The depression ultimately appeared again. He gained 35 more pounds last October and November after winning the Evansville Half Marathon. The bad thoughts consumed him.
You're fat ... You're not going to be good anymore ... You're throwing away your life ... You're not going to graduate.
"It's like whatever you think about, there's always that negative," Lawrence said. "Movies are famous for having the angel on one shoulder and devil on the other, but it's really like two devils on your shoulders constantly talking and you constantly have that thought you're a failure."
One night in the spring - amid a good week of therapy, his therapist later told him - Lawrence reached a breaking point. He turned off his phone and wrote a suicide note, naming all of his family members and close friends.
Then he got in his car and drove south toward Kentucky. Back in Evansville, his friends found the note and called the police. Everyone tried to track him down and he continued to drive.

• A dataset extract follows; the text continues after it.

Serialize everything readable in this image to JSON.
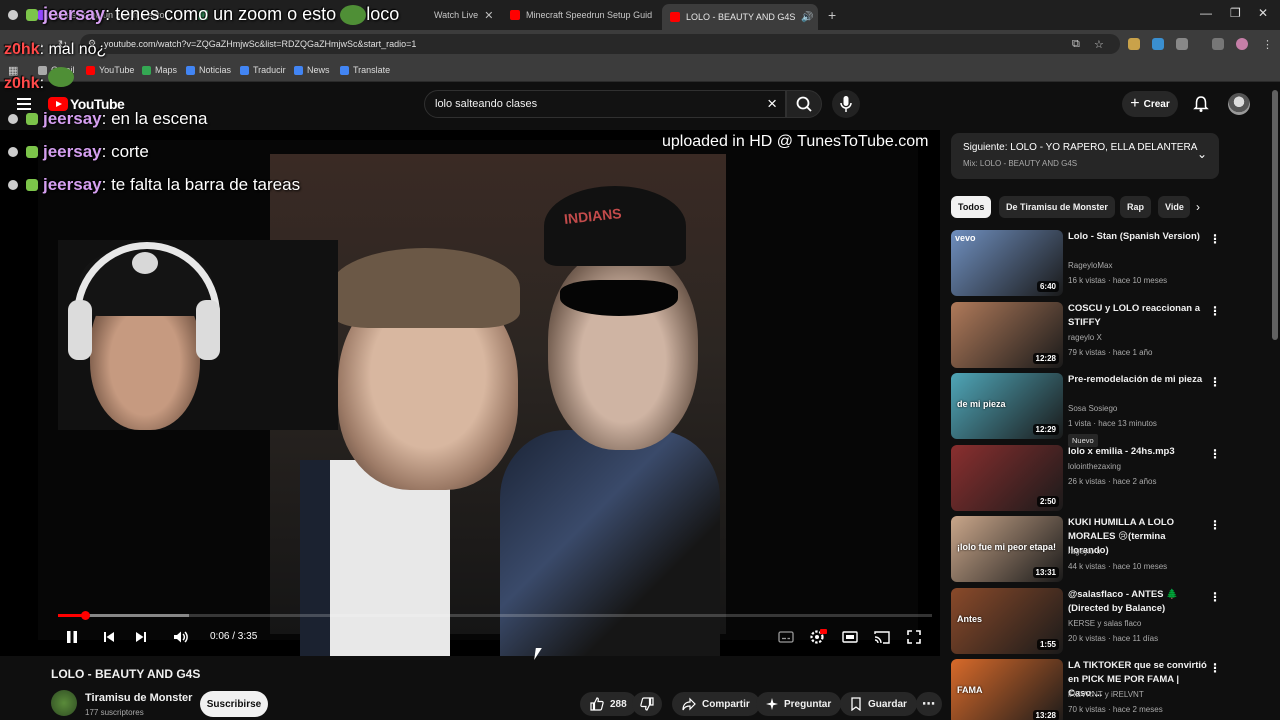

"It was just rapid-fire thoughts," Lawrence said. "How am I going to kill myself? How am I going to do this?"
He again resorted to taking pain relievers before turning himself into Deaconess Hospital, too embarrassed to notify anyone firsthand that he was OK.
Lawrence was admitted into Deaconess Cross Pointe Hospital, a behavioral and mental health facility, for four days. He was 10 to 20 years younger than everyone else in the depression and alcohol abuse wing.
"It was an eye-opener to how I can cope with everything in different ways other than running," said Lawrence, who has been diagnosed with severe bipolar disorder.
Darin Lawrence is now on medication and goes to both individual and group therapy weekly. He's started to play golf more often and has even tried to learn how to play the piano. He also has introduced himself to meditation and yoga.
By talking to others who have encountered similar problems, he's learned new ways to better relieve stress and stay in control. He's no longer afraid to open up.
"Running is still my escape, but it's less now," Lawrence said. "I don't want to completely depend on running because if running goes south, I start to lose myself in a sense."
He's back at USI to finish a degree in computer science after medically withdrawing during the spring semester. A couple of months ago, the Eagles weren't sure whether they'd have him on the team again for his final season, Hillyard said.
Hillyard added that he believes student-athlete mental health issues are more prevalent than people realize, so he admires Lawrence for having the courage to be open and honest about his situation.
USI's Counseling Center is available to assist students with depression, mental health and other challenges they may face requiring guidance.
"For a lot of us, running can be a form of meditation and a time to just turn your brain off and focus on one simple repetitive task for a while," Hillyard said. "Running has always been that way for me - like mowing the lawn, leaf blowing. Just turning your brain off and focusing is good for anybody."
Lawrence thought his running career was over, and that pales in comparison to the idea his life could've already ended. He isn't taking any more days for granted, nor does he hope to go down that dark road again.
It's been a long journey, but he's realized he needs to approach mental health the same way he does his physical health.
"People treat it as you're sad rather than something a lot deeper than that when it's actually something chemically in your brain where you don't have enough serotonin," Lawrence said. "It's kind of hard to be happy when you don't have it."
IF YOU NEED HELP
If you or someone you know is experiencing an emergency, go to your local emergency room or call 911.
Local suicide hotline: 812-422-1100
National Suicide Prevention Hotline: 1-800-273-8255
Source: Evansville Courier & Press
Information from: Evansville Courier & Press, http://www.courierpress.com